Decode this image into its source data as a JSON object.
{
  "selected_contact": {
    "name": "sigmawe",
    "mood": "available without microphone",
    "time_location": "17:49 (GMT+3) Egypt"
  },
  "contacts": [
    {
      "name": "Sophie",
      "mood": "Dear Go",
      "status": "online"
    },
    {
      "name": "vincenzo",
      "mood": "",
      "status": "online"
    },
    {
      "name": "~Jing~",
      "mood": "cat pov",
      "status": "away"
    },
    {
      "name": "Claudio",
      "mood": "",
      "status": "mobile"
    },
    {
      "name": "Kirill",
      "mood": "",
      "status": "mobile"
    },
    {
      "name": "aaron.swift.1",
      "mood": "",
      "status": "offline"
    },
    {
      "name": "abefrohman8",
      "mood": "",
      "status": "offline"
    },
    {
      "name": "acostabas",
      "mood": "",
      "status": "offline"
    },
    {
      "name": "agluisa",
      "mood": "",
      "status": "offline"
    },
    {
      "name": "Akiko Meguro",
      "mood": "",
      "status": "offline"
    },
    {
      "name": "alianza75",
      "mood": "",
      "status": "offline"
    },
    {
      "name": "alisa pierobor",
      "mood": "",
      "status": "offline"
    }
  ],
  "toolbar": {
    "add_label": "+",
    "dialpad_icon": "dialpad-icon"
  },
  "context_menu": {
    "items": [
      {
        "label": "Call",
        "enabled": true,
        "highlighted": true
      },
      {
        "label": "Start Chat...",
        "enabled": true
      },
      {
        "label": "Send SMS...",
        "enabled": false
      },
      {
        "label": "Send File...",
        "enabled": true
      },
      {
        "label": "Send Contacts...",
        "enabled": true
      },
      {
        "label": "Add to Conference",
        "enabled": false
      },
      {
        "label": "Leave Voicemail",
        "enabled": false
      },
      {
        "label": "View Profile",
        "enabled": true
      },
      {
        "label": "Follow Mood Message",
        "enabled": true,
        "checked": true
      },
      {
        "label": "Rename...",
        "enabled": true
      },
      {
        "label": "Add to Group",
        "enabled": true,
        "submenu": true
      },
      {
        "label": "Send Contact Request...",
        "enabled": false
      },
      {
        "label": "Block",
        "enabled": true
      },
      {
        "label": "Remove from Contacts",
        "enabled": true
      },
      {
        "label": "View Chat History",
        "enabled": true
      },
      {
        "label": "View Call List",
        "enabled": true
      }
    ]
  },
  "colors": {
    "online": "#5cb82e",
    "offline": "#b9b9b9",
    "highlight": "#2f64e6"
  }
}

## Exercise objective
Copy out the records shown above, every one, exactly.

## Response to this task
Decode this image into its source data as a JSON object.
{
  "selected_contact": {
    "name": "sigmawe",
    "mood": "available without microphone",
    "time_location": "17:49 (GMT+3) Egypt"
  },
  "contacts": [
    {
      "name": "Sophie",
      "mood": "Dear Go",
      "status": "online"
    },
    {
      "name": "vincenzo",
      "mood": "",
      "status": "online"
    },
    {
      "name": "~Jing~",
      "mood": "cat pov",
      "status": "away"
    },
    {
      "name": "Claudio",
      "mood": "",
      "status": "mobile"
    },
    {
      "name": "Kirill",
      "mood": "",
      "status": "mobile"
    },
    {
      "name": "aaron.swift.1",
      "mood": "",
      "status": "offline"
    },
    {
      "name": "abefrohman8",
      "mood": "",
      "status": "offline"
    },
    {
      "name": "acostabas",
      "mood": "",
      "status": "offline"
    },
    {
      "name": "agluisa",
      "mood": "",
      "status": "offline"
    },
    {
      "name": "Akiko Meguro",
      "mood": "",
      "status": "offline"
    },
    {
      "name": "alianza75",
      "mood": "",
      "status": "offline"
    },
    {
      "name": "alisa pierobor",
      "mood": "",
      "status": "offline"
    }
  ],
  "toolbar": {
    "add_label": "+",
    "dialpad_icon": "dialpad-icon"
  },
  "context_menu": {
    "items": [
      {
        "label": "Call",
        "enabled": true,
        "highlighted": true
      },
      {
        "label": "Start Chat...",
        "enabled": true
      },
      {
        "label": "Send SMS...",
        "enabled": false
      },
      {
        "label": "Send File...",
        "enabled": true
      },
      {
        "label": "Send Contacts...",
        "enabled": true
      },
      {
        "label": "Add to Conference",
        "enabled": false
      },
      {
        "label": "Leave Voicemail",
        "enabled": false
      },
      {
        "label": "View Profile",
        "enabled": true
      },
      {
        "label": "Follow Mood Message",
        "enabled": true,
        "checked": true
      },
      {
        "label": "Rename...",
        "enabled": true
      },
      {
        "label": "Add to Group",
        "enabled": true,
        "submenu": true
      },
      {
        "label": "Send Contact Request...",
        "enabled": false
      },
      {
        "label": "Block",
        "enabled": true
      },
      {
        "label": "Remove from Contacts",
        "enabled": true
      },
      {
        "label": "View Chat History",
        "enabled": true
      },
      {
        "label": "View Call List",
        "enabled": true
      }
    ]
  },
  "colors": {
    "online": "#5cb82e",
    "offline": "#b9b9b9",
    "highlight": "#2f64e6"
  }
}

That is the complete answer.